The pound sterling became the preferred reserve currency of the world and the Bank of England the hub of international finance. British textiles , machinery, and shipping dominated the markets of Asia , South America , and much of Europe. But that hegemony very naturally impelled other nations somehow to catch up, in the short term by imposing protective tariffs to shield domestic industries and in the longer term by granting government subsidies for railroads and other national development work and the gradual replication of British techniques.
France , Prussia , and other countries then reversed earlier policies and followed the British into free trade. In the depression of —96 actually years of slower, uneven growth industrial and labour leaders formed cartels, unions, and lobbies to agitate for tariffs and other forms of state intervention to stabilize the economy.

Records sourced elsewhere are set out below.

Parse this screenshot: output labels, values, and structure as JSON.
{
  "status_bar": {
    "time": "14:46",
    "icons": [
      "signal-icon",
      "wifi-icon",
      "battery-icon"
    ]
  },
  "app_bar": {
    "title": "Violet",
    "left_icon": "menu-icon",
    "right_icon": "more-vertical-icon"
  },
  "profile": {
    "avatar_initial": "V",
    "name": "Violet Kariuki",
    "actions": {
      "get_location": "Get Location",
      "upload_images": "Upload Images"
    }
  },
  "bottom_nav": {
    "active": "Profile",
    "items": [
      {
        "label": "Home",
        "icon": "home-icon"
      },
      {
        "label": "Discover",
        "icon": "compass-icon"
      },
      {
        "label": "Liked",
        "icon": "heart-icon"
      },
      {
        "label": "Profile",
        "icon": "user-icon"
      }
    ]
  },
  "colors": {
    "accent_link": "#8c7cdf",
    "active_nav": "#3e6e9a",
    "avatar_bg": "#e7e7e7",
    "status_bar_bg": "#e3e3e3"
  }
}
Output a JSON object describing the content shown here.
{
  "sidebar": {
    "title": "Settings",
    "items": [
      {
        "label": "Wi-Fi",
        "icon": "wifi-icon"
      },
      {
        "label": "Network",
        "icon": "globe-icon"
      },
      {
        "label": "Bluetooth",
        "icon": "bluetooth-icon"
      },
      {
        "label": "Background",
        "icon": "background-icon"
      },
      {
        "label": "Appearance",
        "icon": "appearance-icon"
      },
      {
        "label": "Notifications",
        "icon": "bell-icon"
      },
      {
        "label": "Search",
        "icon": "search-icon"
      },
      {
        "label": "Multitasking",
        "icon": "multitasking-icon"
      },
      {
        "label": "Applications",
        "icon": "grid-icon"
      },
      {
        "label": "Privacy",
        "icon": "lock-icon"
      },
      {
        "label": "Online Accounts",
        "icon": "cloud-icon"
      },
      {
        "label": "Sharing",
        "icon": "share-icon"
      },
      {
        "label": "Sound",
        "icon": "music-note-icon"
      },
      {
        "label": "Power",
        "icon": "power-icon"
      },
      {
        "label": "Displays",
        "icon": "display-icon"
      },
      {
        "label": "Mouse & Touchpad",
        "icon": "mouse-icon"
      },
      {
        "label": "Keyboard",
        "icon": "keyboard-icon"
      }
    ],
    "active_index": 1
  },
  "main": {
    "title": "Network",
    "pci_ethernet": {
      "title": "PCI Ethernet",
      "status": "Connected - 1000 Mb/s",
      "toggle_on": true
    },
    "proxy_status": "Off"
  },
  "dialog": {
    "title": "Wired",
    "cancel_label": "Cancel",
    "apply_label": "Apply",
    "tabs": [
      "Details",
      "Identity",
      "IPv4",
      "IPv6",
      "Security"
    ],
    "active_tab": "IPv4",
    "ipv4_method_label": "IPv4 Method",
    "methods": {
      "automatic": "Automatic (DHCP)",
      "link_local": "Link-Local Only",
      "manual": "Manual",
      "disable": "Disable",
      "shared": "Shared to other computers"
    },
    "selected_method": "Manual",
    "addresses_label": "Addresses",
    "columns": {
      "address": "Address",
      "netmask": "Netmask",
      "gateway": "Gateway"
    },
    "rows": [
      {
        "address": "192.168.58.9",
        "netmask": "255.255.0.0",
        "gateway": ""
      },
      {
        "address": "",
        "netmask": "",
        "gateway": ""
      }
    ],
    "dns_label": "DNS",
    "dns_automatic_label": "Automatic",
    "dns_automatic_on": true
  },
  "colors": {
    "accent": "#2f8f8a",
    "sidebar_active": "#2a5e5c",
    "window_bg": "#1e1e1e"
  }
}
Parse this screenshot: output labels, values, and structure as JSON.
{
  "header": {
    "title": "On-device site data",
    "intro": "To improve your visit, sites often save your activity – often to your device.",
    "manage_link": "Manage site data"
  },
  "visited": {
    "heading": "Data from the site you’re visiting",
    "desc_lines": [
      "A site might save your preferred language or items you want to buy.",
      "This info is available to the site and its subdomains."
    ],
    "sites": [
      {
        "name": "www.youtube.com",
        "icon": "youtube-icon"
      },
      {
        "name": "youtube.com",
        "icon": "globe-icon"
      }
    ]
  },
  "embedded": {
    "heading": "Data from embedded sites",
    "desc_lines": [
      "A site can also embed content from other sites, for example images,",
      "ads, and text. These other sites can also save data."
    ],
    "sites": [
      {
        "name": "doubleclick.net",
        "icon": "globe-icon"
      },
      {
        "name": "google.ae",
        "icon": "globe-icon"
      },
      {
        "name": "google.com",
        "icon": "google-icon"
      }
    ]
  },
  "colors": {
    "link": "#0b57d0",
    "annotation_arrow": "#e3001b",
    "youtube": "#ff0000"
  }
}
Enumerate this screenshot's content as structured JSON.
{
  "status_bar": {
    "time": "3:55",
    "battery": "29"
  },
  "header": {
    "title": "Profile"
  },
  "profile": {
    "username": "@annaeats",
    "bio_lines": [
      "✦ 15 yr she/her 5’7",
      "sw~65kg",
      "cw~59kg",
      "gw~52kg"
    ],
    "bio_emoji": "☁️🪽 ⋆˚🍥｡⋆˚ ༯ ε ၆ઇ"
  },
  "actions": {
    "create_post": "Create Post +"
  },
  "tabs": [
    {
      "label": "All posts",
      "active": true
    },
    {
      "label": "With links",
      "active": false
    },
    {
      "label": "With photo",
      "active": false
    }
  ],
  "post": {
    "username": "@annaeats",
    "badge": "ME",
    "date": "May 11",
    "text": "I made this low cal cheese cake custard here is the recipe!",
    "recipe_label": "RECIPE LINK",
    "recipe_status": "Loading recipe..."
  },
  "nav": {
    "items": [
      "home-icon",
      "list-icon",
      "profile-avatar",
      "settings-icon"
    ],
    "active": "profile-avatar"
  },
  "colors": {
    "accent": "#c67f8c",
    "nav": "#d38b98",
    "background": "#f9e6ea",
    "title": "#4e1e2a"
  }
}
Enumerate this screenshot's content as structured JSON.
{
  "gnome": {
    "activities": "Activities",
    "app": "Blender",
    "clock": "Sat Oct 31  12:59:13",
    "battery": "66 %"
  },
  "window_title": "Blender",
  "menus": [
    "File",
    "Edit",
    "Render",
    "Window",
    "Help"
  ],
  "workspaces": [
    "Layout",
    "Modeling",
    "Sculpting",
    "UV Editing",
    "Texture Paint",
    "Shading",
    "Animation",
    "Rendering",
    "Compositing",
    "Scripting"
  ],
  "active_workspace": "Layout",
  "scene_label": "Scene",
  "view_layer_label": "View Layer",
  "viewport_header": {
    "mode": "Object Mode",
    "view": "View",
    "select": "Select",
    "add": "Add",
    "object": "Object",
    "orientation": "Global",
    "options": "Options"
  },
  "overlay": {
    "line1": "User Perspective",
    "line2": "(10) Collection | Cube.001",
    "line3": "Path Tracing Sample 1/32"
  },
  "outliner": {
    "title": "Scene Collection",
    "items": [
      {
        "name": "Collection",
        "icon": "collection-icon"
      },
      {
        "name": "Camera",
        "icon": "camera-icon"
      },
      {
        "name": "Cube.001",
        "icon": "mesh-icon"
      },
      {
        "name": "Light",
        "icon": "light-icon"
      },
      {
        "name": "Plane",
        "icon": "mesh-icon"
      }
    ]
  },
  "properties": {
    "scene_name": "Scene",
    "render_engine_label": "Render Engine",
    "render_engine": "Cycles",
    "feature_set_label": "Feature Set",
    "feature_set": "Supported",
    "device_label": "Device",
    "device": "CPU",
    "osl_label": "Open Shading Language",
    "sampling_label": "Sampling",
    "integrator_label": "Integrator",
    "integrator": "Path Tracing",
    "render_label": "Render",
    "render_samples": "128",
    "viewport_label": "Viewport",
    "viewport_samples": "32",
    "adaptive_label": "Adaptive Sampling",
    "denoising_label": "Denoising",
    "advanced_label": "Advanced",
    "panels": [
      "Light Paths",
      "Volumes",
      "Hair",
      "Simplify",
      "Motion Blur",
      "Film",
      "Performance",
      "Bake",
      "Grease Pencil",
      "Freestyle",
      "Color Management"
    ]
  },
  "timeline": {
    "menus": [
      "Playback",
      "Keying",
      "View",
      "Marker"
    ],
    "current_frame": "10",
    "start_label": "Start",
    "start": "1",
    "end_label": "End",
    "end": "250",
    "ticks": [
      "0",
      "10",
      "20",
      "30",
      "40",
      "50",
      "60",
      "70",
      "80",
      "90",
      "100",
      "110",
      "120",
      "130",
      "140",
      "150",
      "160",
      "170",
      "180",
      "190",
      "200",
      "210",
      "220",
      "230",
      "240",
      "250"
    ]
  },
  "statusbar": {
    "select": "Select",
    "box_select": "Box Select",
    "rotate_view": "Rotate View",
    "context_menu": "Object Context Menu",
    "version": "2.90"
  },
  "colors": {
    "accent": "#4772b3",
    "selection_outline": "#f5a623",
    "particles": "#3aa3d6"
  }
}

Bismarck resisted until European agriculture also suffered from falling prices and lost markets after owing to the arrival in European ports of North American cereals.
In the so-called alliance of rye and steel voted a German tariff on foreign manufactured goods and foodstuffs. Free trade gave way to an era of neo- mercantilism. France, Austria, Italy, and Russia followed the new or revived trend toward tariff protection. After the volume of world trade rose sharply again, but the sense of heightened economic competition persisted in Europe.
Social rifts also hardened during the period.
Conservative circles, farmers as well as the wealthier classes, came gradually to distrust the loyalty of the urban working class, but industrialists shared few other interests with farmers. Other countries faced similar divisions between town and country, but urbanization was not advanced enough in Russia or France for socialism to acquire a mass following, while in Britain agriculture had long since lost out to the commercial and industrial classes, and working-class participation in democratic politics was on the rise male suffrage was still dependent upon property qualiifications, but the Second Reform Act  had extended the vote to many workingmen in the towns and cities.
The social divisions attending industrialization were especially acute in Germany because of the rapidity of her development and the survival of powerful precapitalist elites. Moreover, the German working class, while increasingly unionized, had few legal means of affecting state policy.
The foreign counterpart to this phenomenon was the New Imperialism. The great powers of Europe suddenly shook off almost a century of apathy toward overseas colonies and, in the space of 20 years, partitioned almost the entire uncolonized portion of the globe.
Only Britain and France were capital-exporting countries in , and in years to come their investors preferred to export capital to other European countries especially Russia or the Western Hemisphere rather than to their own colonies. The British remained free-trade throughout the era of the New Imperialism, a booming home economy absorbed most German capital, and Italy and Russia were large net importers of capital.
Once the scramble for colonies was complete, pressure groups did form in the various countries to argue the economic promise of imperialism, but just as often governments had to foster colonial development. In most cases, trade did not lead but followed the flag.